All lines holding the word "heading" are to be copied from the records beneath.
*** The data Section Begins ***
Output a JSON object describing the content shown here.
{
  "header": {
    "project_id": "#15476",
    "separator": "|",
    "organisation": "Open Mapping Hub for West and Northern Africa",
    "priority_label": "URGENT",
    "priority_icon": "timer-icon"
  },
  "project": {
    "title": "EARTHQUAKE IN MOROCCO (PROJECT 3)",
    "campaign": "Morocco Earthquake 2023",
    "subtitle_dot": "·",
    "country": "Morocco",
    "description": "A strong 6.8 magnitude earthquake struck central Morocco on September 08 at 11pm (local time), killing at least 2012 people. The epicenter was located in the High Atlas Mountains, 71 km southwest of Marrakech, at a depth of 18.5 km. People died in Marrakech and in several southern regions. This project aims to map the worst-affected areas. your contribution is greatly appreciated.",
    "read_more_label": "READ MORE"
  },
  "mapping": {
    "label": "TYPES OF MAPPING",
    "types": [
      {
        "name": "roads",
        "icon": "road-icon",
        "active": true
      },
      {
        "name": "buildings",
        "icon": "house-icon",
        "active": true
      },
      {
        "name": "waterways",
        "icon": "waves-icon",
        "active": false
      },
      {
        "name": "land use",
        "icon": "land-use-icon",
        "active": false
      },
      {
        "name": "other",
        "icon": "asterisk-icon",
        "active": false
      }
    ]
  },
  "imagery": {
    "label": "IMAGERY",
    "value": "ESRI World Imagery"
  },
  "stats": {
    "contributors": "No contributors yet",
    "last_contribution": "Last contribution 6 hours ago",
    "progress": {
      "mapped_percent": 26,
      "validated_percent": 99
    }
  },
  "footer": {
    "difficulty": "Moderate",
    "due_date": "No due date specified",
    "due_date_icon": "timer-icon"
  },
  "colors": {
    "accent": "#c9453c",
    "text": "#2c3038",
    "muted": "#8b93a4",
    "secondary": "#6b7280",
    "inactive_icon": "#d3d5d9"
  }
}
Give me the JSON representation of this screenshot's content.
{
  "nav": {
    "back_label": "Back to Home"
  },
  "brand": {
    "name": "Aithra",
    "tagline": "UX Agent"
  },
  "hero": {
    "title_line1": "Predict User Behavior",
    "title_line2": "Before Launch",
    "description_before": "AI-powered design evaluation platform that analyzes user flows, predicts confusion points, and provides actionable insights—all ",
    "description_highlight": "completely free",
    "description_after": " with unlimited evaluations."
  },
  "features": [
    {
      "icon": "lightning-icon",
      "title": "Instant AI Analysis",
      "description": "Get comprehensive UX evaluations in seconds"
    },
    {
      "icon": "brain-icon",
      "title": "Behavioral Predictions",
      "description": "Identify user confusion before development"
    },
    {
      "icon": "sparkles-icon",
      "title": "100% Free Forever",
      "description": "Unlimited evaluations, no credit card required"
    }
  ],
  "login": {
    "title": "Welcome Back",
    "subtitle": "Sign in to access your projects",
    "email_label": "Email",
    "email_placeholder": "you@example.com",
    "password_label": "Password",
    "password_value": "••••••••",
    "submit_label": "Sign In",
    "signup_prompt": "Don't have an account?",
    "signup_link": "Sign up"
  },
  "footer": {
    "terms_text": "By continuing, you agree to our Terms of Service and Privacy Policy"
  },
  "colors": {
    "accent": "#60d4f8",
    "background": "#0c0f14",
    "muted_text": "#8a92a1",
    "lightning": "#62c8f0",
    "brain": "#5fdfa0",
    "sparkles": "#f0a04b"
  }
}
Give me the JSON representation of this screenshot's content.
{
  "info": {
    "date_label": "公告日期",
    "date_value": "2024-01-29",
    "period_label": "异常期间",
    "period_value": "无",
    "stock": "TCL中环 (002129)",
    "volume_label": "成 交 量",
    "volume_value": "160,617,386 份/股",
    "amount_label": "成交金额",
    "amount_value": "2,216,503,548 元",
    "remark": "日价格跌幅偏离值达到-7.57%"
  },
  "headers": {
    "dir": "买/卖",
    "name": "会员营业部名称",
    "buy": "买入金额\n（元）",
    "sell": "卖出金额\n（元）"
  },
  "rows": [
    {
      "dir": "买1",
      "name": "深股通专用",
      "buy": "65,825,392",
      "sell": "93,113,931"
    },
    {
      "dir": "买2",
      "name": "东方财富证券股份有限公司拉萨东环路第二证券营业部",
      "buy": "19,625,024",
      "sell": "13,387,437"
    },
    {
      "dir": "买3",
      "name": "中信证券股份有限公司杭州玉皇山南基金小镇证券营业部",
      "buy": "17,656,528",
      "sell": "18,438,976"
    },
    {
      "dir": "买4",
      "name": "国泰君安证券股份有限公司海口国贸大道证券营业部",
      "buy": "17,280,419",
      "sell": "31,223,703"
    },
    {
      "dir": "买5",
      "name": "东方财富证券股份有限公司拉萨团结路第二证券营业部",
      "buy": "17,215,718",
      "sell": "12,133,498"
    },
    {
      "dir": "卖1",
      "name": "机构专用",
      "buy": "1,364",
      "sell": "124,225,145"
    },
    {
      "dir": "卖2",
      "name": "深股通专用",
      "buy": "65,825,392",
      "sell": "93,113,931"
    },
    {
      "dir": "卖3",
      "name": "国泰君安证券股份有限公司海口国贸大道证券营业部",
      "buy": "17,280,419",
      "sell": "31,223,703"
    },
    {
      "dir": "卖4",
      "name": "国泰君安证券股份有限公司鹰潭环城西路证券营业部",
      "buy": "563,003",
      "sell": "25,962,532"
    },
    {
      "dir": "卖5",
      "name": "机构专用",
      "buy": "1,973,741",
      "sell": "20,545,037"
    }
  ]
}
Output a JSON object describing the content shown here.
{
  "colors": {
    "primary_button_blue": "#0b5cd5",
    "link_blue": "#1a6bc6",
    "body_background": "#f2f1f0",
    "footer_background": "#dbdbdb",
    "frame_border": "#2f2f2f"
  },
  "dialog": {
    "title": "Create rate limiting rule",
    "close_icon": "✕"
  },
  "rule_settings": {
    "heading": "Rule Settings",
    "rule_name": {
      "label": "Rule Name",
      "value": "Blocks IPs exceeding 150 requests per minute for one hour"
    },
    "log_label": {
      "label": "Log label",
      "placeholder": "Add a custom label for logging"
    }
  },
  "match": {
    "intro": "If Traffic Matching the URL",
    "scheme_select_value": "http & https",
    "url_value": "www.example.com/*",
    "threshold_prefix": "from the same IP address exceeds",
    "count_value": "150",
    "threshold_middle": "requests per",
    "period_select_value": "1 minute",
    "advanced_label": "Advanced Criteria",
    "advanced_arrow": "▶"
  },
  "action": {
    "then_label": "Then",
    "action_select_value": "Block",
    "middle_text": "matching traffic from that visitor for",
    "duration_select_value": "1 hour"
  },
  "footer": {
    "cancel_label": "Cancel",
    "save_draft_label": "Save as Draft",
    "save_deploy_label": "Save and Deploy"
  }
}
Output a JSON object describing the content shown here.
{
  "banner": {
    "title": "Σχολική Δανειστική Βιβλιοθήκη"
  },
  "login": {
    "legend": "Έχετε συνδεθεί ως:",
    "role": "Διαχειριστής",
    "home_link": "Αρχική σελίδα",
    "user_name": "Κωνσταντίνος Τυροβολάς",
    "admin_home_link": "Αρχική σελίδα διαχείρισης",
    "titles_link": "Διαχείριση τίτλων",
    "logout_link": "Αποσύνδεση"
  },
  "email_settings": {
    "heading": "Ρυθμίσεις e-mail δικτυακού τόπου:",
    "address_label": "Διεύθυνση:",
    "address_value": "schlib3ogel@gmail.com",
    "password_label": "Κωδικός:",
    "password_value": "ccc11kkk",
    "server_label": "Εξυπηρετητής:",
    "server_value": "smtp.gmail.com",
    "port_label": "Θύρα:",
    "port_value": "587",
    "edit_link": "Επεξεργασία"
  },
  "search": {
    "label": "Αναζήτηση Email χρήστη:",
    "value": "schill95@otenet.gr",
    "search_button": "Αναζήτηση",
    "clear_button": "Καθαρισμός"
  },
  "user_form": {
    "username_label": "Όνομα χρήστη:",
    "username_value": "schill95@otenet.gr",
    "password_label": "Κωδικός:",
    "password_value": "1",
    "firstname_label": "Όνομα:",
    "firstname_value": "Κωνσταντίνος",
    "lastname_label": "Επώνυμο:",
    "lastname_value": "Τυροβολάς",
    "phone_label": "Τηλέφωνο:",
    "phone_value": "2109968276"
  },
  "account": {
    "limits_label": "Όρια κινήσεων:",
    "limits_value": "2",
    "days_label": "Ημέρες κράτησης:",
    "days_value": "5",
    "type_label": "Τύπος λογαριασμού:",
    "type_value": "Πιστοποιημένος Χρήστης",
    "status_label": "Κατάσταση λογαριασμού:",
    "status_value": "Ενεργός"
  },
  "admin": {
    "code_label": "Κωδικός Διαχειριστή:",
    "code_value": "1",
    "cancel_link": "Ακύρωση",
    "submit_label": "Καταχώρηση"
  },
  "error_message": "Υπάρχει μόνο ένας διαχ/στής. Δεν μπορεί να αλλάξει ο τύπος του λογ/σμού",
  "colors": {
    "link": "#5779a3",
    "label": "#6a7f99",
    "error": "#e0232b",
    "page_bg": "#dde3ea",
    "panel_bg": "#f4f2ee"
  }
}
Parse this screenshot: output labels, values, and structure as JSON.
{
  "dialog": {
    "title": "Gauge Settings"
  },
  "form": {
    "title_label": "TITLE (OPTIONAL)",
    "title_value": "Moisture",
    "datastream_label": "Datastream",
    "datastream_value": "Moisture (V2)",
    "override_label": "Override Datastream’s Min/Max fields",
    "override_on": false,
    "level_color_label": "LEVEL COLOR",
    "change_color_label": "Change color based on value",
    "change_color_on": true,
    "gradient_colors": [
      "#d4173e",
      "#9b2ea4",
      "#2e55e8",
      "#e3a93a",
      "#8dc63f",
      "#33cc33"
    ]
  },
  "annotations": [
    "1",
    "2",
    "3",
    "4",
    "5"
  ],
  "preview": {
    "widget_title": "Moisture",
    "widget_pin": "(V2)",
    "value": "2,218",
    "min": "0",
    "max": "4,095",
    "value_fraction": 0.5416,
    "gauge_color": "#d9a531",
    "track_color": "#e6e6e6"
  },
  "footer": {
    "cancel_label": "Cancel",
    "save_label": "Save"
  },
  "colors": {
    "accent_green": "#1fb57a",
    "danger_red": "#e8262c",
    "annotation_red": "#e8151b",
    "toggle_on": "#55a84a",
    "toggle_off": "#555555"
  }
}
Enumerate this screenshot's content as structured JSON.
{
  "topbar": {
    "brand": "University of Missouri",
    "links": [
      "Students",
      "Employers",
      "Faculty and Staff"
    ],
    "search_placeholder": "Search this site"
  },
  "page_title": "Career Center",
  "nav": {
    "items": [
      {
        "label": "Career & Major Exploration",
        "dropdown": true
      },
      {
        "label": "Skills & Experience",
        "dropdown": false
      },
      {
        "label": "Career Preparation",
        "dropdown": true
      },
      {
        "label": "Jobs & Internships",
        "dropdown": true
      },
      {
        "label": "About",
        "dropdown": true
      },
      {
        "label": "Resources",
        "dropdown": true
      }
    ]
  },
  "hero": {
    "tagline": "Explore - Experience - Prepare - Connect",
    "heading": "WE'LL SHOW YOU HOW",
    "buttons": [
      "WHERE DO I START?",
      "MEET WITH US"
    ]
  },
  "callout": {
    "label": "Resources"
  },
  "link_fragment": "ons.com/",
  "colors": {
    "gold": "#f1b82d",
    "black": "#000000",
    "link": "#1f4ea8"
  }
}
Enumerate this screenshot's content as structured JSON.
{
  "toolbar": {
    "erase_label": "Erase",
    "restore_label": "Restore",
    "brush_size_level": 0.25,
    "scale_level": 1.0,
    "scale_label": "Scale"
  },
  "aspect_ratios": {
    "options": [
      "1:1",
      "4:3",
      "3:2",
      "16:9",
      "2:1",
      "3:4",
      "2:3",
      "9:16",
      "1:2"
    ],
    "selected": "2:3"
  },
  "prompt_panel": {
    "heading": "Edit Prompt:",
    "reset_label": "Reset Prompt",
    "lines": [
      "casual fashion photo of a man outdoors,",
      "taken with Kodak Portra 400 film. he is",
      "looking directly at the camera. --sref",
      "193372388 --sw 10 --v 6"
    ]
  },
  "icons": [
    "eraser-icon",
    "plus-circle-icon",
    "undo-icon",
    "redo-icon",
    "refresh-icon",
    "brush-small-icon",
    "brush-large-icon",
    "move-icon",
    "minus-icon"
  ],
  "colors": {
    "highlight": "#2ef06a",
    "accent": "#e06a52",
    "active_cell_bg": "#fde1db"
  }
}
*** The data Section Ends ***
## Final answer
    "heading": "Rule Settings",
    "heading": "Ρυθμίσεις e-mail δικτυακού τόπου:",
    "heading": "WE'LL SHOW YOU HOW",
    "heading": "Edit Prompt:",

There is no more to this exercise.